Archive for the ‘Gas Furnace’ Category

What Does a Cracked Heat Exchanger Mean?

Monday, November 6th, 2017

furnace systemFirst off, you may be wondering what a heat exchanger is. If you have a gas-powered furnace, this is a clamshell-shaped object within it that performs an essential part of the heating process. Heat exchangers are unimpressive looking to the untrained eye, but they are of vital importance. This is where hot combustion gasses go after being produced by the burners.

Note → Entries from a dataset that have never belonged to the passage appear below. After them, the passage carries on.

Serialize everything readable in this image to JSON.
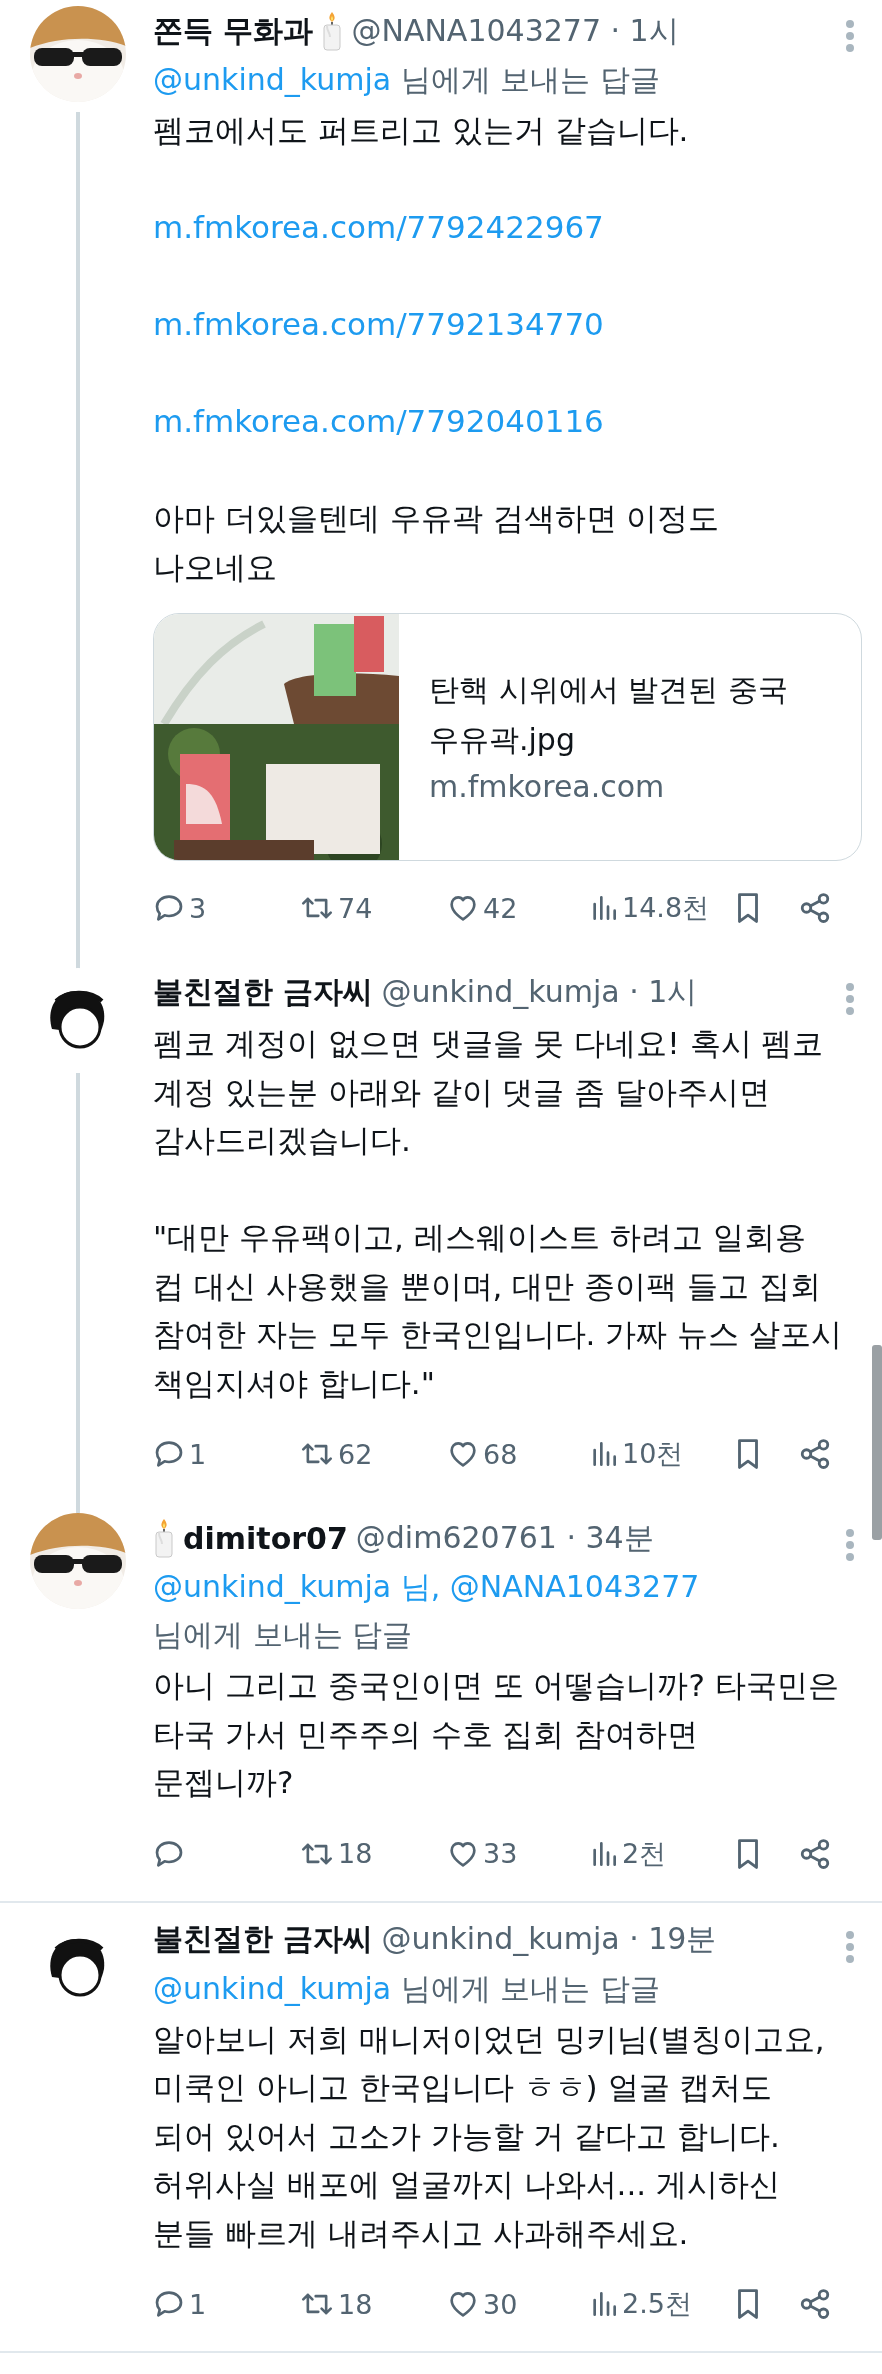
{
  "tweets": [
    {
      "header": [
        {
          "kind": "name",
          "text": "쫀득 무화과"
        },
        {
          "kind": "candle"
        }
      ],
      "meta": "@NANA1043277 · 1시",
      "avatar": {
        "kind": "picture"
      },
      "reply_to": {
        "mentions": "@unkind_kumja",
        "suffix": "님에게 보내는 답글"
      },
      "body": [
        {
          "kind": "text",
          "text": "펨코에서도 퍼트리고 있는거 같습니다."
        },
        {
          "kind": "link",
          "text": "m.fmkorea.com/7792422967"
        },
        {
          "kind": "link",
          "text": "m.fmkorea.com/7792134770"
        },
        {
          "kind": "link",
          "text": "m.fmkorea.com/7792040116"
        },
        {
          "kind": "text",
          "text": "아마 더있을텐데 우유곽 검색하면 이정도\n나오네요"
        }
      ],
      "card": {
        "title": "탄핵 시위에서 발견된 중국\n우유곽.jpg",
        "domain": "m.fmkorea.com"
      },
      "actions": {
        "replies": "3",
        "reposts": "74",
        "likes": "42",
        "views": "14.8천"
      },
      "thread_continues": true
    },
    {
      "header": [
        {
          "kind": "name",
          "text": "불친절한 금자씨"
        }
      ],
      "meta": "@unkind_kumja · 1시",
      "avatar": {
        "kind": "silhouette"
      },
      "body": [
        {
          "kind": "text",
          "text": "펨코 계정이 없으면 댓글을 못 다네요! 혹시 펨코\n계정 있는분 아래와 같이 댓글 좀 달아주시면\n감사드리겠습니다."
        },
        {
          "kind": "text",
          "text": "\"대만 우유팩이고, 레스웨이스트 하려고 일회용\n컵 대신 사용했을 뿐이며, 대만 종이팩 들고 집회\n참여한 자는 모두 한국인입니다. 가짜 뉴스 살포시\n책임지셔야 합니다.\""
        }
      ],
      "actions": {
        "replies": "1",
        "reposts": "62",
        "likes": "68",
        "views": "10천"
      },
      "thread_continues": true
    },
    {
      "header": [
        {
          "kind": "candle"
        },
        {
          "kind": "name",
          "text": "dimitor07"
        }
      ],
      "meta": "@dim620761 · 34분",
      "avatar": {
        "kind": "picture"
      },
      "reply_to": {
        "mentions": "@unkind_kumja 님, @NANA1043277",
        "suffix": "님에게 보내는 답글"
      },
      "body": [
        {
          "kind": "text",
          "text": "아니 그리고 중국인이면 또 어떻습니까? 타국민은\n타국 가서 민주주의 수호 집회 참여하면\n문젭니까?"
        }
      ],
      "actions": {
        "reposts": "18",
        "likes": "33",
        "views": "2천"
      },
      "thread_continues": false
    },
    {
      "header": [
        {
          "kind": "name",
          "text": "불친절한 금자씨"
        }
      ],
      "meta": "@unkind_kumja · 19분",
      "avatar": {
        "kind": "silhouette"
      },
      "reply_to": {
        "mentions": "@unkind_kumja",
        "suffix": "님에게 보내는 답글"
      },
      "body": [
        {
          "kind": "text",
          "text": "알아보니 저희 매니저이었던 밍키님(별칭이고요,\n미쿡인 아니고 한국입니다 ㅎㅎ)  얼굴 캡처도\n되어 있어서 고소가 가능할 거 같다고 합니다.\n허위사실 배포에 얼굴까지 나와서... 게시하신\n분들 빠르게 내려주시고 사과해주세요."
        }
      ],
      "actions": {
        "replies": "1",
        "reposts": "18",
        "likes": "30",
        "views": "2.5천"
      },
      "thread_continues": false
    }
  ]
}
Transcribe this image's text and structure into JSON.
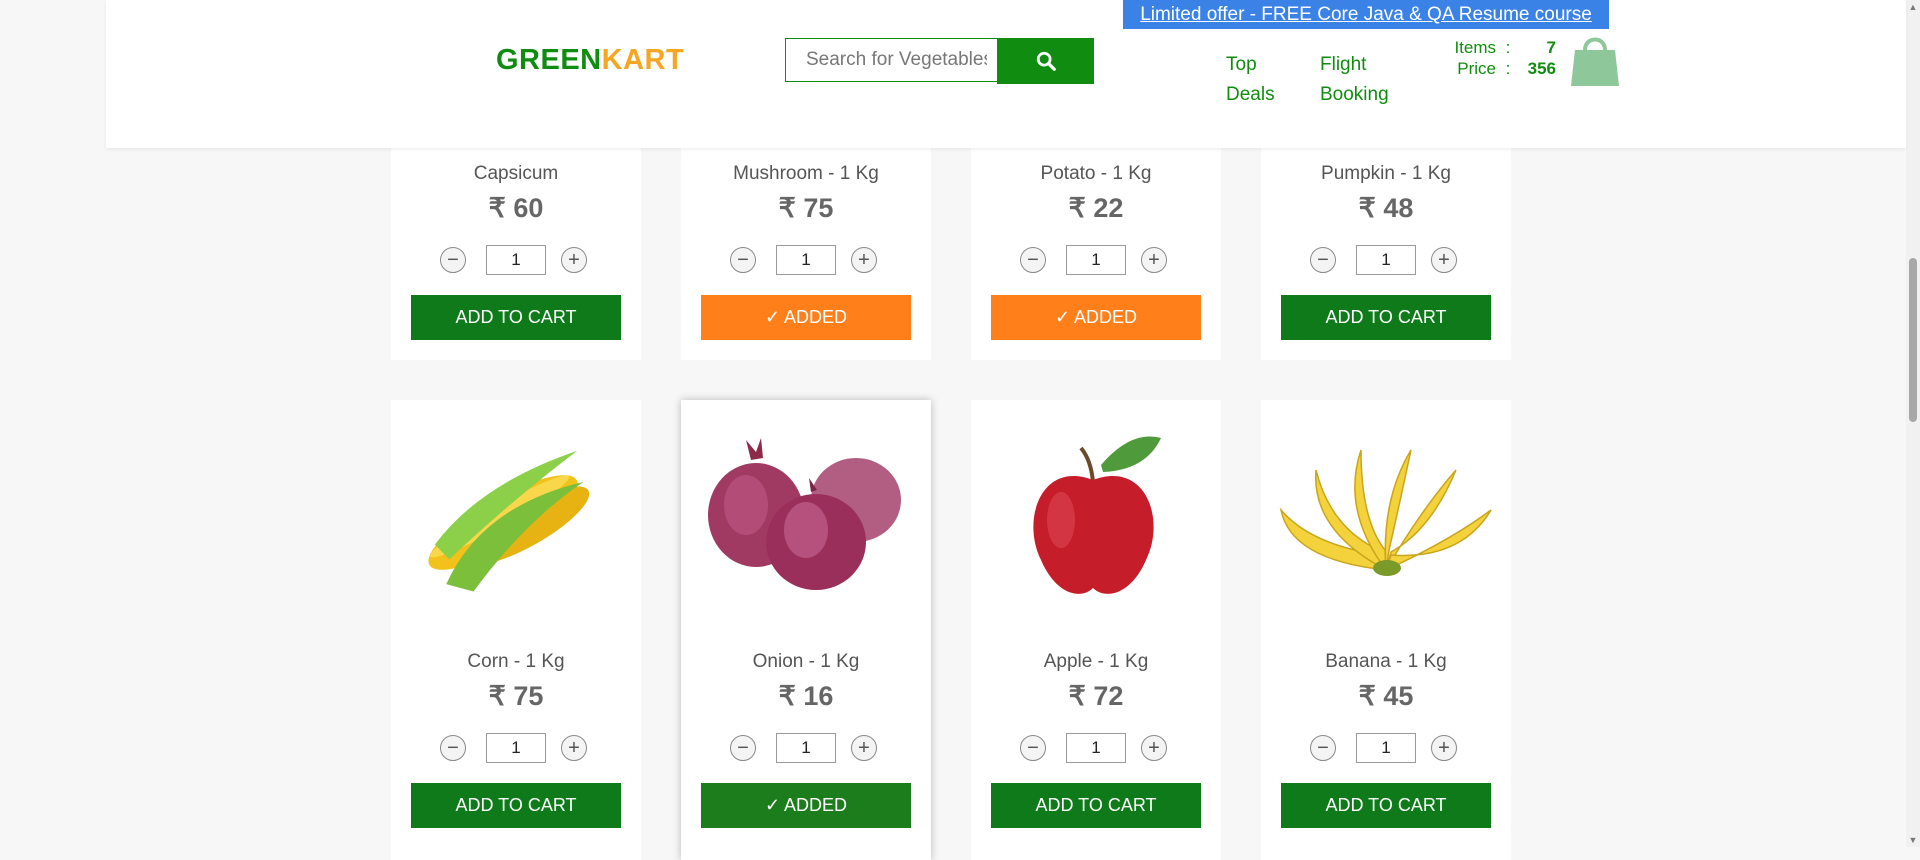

These gasses transfer heat to the walls of the exchangers, and venting pipes remove the cooled exhaust from the gas while fans funnel air through and around the exchangers to receive the heat from their walls. Without heat exchangers, the heat from the gas jets would never reach your indoor air, and you’d feel nothing more than room temperature air wafting from the vents—which, in the winter, can be pretty uncomfortable! (more…)

Help! My Furnace Isn’t Working

Monday, October 17th, 2016

As the temperatures begin to drop, this is certainly not a scenario you want to find yourself facing. The sound of silence as you expect your furnace to cycle on “any moment now” is ominous. Of course, this is a sign that something is wrong—but what is it?

There are a variety of reasons that your furnace may refuse to turn on. Some issues you may be able to resolve on your own, quickly. Others, however, will require the professional services of an expert heating technician, such as one of the members of our staff. Keep reading to learn more about the causes of furnace failure. (more…)

What Exactly Is Furnace Maintenance Preventing?

Monday, October 10th, 2016

A common term you’ve likely heard many times and seen even on this page is “preventive maintenance.” We cannot stress the importance of having your furnace maintained before the winter season comes. You don’t want to be stranded in the middle of cold weather with a broken-down furnace. But is this all that maintenance prevents—a breakdown?

Actually, there are a number of benefits to furnace maintenance, and a variety of problems that can easily be avoided by scheduling this service on a yearly basis. Keep reading to learn more about what exactly furnace maintenance prevents. (more…)

HVAC Q/A: What Is an Electronic Ignition?

Wednesday, March 7th, 2012

Gas furnaces in Tacoma are very complex pieces of equipment. Modern ones in particular are designed to use as little gas as possible, and to recapture as much of the heat generated from burning that gas as can be done safely. One of the many safety and energy-efficient advances in furnace technology in the least twenty years is the electronic ignition.

The Purpose of Electronic Ignition

In older furnaces and boilers, a pilot light would stay lit continuously whenever the heating system needed to be available. That meant continuously burning gas throughout the fall, winter and spring months for those times when heat was needed. It was inefficient and unsafe, especially in older devices that didn’t have safety valves.

Today, furnaces are built with electronic ignitions – small devices that only ignite the gas supply when the thermostat is on. there are two types of electronic ignition used in boilers and furnaces today.

  • Intermittent Pilot – An intermittent pilot is unique in that it releases a spark through an electronic component to the gas pilot, lighting the gas burners.
  • Hot Surface Ignition – Hot surface ignition uses an electronic filament (like a lightbulb) to heat up and ignite the burners when the thermostat calls for heat.

Both devices are designed to use a very small amount of electricity and reduce the amount of gas needed for continuous operation of your furnace.

Safety Benefits of an Electronic Ignition

While gas efficiency was a big part of the transition from pilot lights to electronic ignition, safety was an equally big component. Whereas before, the pilot light was continuously lit, meaning gas was continuously flowing into the furnace, today’s furnaces are essentially off when not in use. This means less of a chance that gas will flow unburned or that the pilot will get dirty or burn too soft, releasing carbon monoxide.

If your furnace or boiler still uses a traditional pilot light, consider having it upgraded to electronic ignition, not just to save gas but to keep your home and family safer.  Call Sound Heating for more information.